Work order: Repeat each entry below exactly, omitting any picture it holds.

══ The data

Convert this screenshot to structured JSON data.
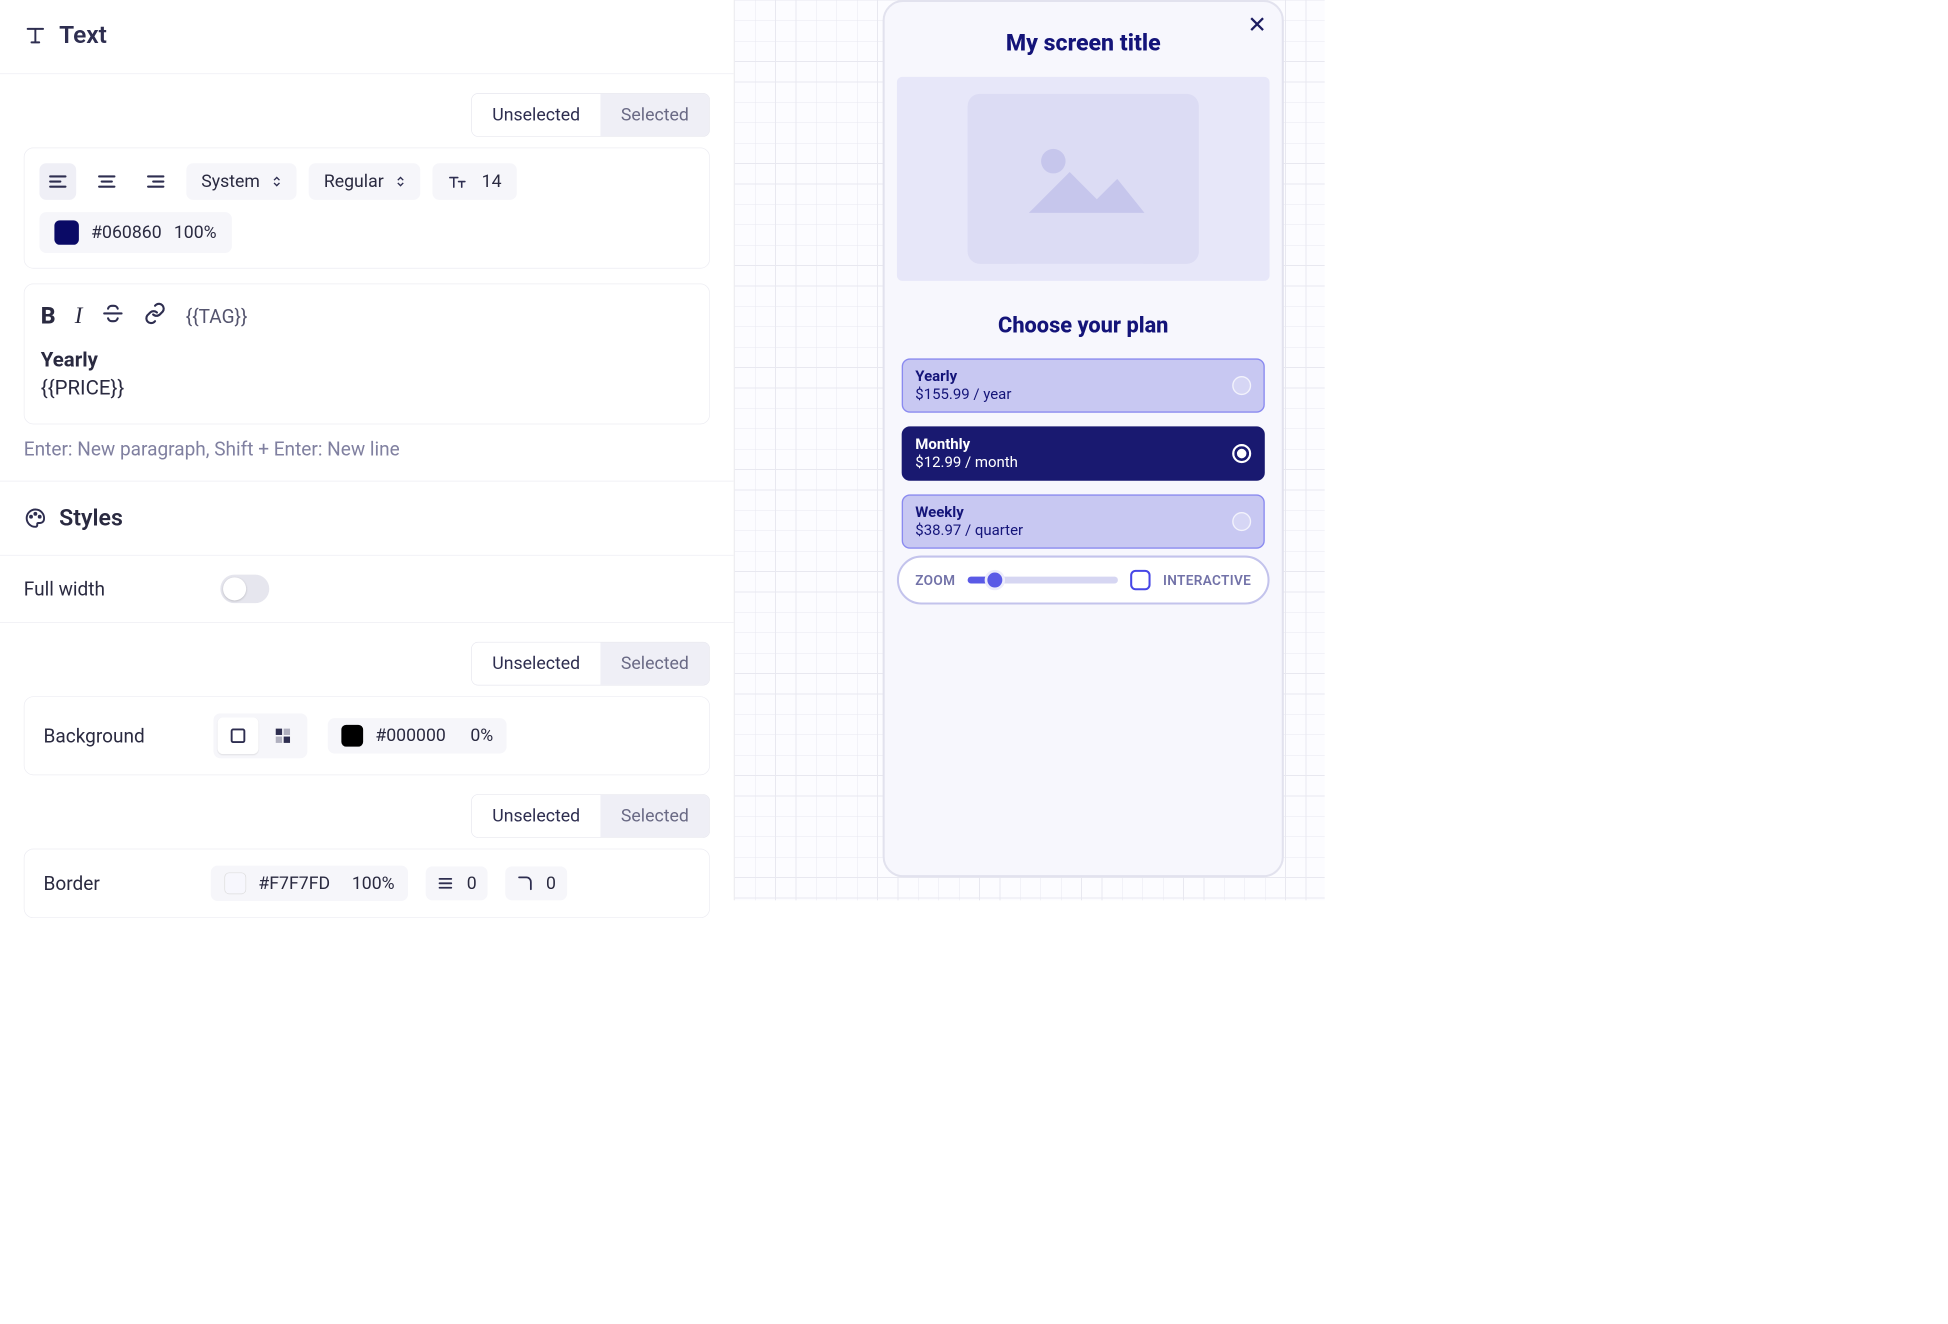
{
  "editor": {
    "section_title": "Text",
    "state_tabs": {
      "unselected": "Unselected",
      "selected": "Selected"
    },
    "font_family": "System",
    "font_weight": "Regular",
    "font_size": "14",
    "text_color_hex": "#060860",
    "text_color_opacity": "100%",
    "tag_button": "{{TAG}}",
    "content_line1": "Yearly",
    "content_line2": "{{PRICE}}",
    "hint": "Enter: New paragraph, Shift + Enter: New line",
    "styles_title": "Styles",
    "full_width_label": "Full width",
    "full_width_value": false,
    "background_label": "Background",
    "background_hex": "#000000",
    "background_opacity": "0%",
    "border_label": "Border",
    "border_hex": "#F7F7FD",
    "border_opacity": "100%",
    "border_width": "0",
    "border_radius": "0"
  },
  "preview": {
    "screen_title": "My screen title",
    "section_title": "Choose your plan",
    "plans": [
      {
        "name": "Yearly",
        "price": "$155.99 / year",
        "selected": false
      },
      {
        "name": "Monthly",
        "price": "$12.99 / month",
        "selected": true
      },
      {
        "name": "Weekly",
        "price": "$38.97 / quarter",
        "selected": false
      }
    ],
    "footer": {
      "zoom_label": "ZOOM",
      "interactive_label": "INTERACTIVE"
    }
  }
}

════

Exercise output:
Convert this screenshot to structured JSON data.
{
  "editor": {
    "section_title": "Text",
    "state_tabs": {
      "unselected": "Unselected",
      "selected": "Selected"
    },
    "font_family": "System",
    "font_weight": "Regular",
    "font_size": "14",
    "text_color_hex": "#060860",
    "text_color_opacity": "100%",
    "tag_button": "{{TAG}}",
    "content_line1": "Yearly",
    "content_line2": "{{PRICE}}",
    "hint": "Enter: New paragraph, Shift + Enter: New line",
    "styles_title": "Styles",
    "full_width_label": "Full width",
    "full_width_value": false,
    "background_label": "Background",
    "background_hex": "#000000",
    "background_opacity": "0%",
    "border_label": "Border",
    "border_hex": "#F7F7FD",
    "border_opacity": "100%",
    "border_width": "0",
    "border_radius": "0"
  },
  "preview": {
    "screen_title": "My screen title",
    "section_title": "Choose your plan",
    "plans": [
      {
        "name": "Yearly",
        "price": "$155.99 / year",
        "selected": false
      },
      {
        "name": "Monthly",
        "price": "$12.99 / month",
        "selected": true
      },
      {
        "name": "Weekly",
        "price": "$38.97 / quarter",
        "selected": false
      }
    ],
    "footer": {
      "zoom_label": "ZOOM",
      "interactive_label": "INTERACTIVE"
    }
  }
}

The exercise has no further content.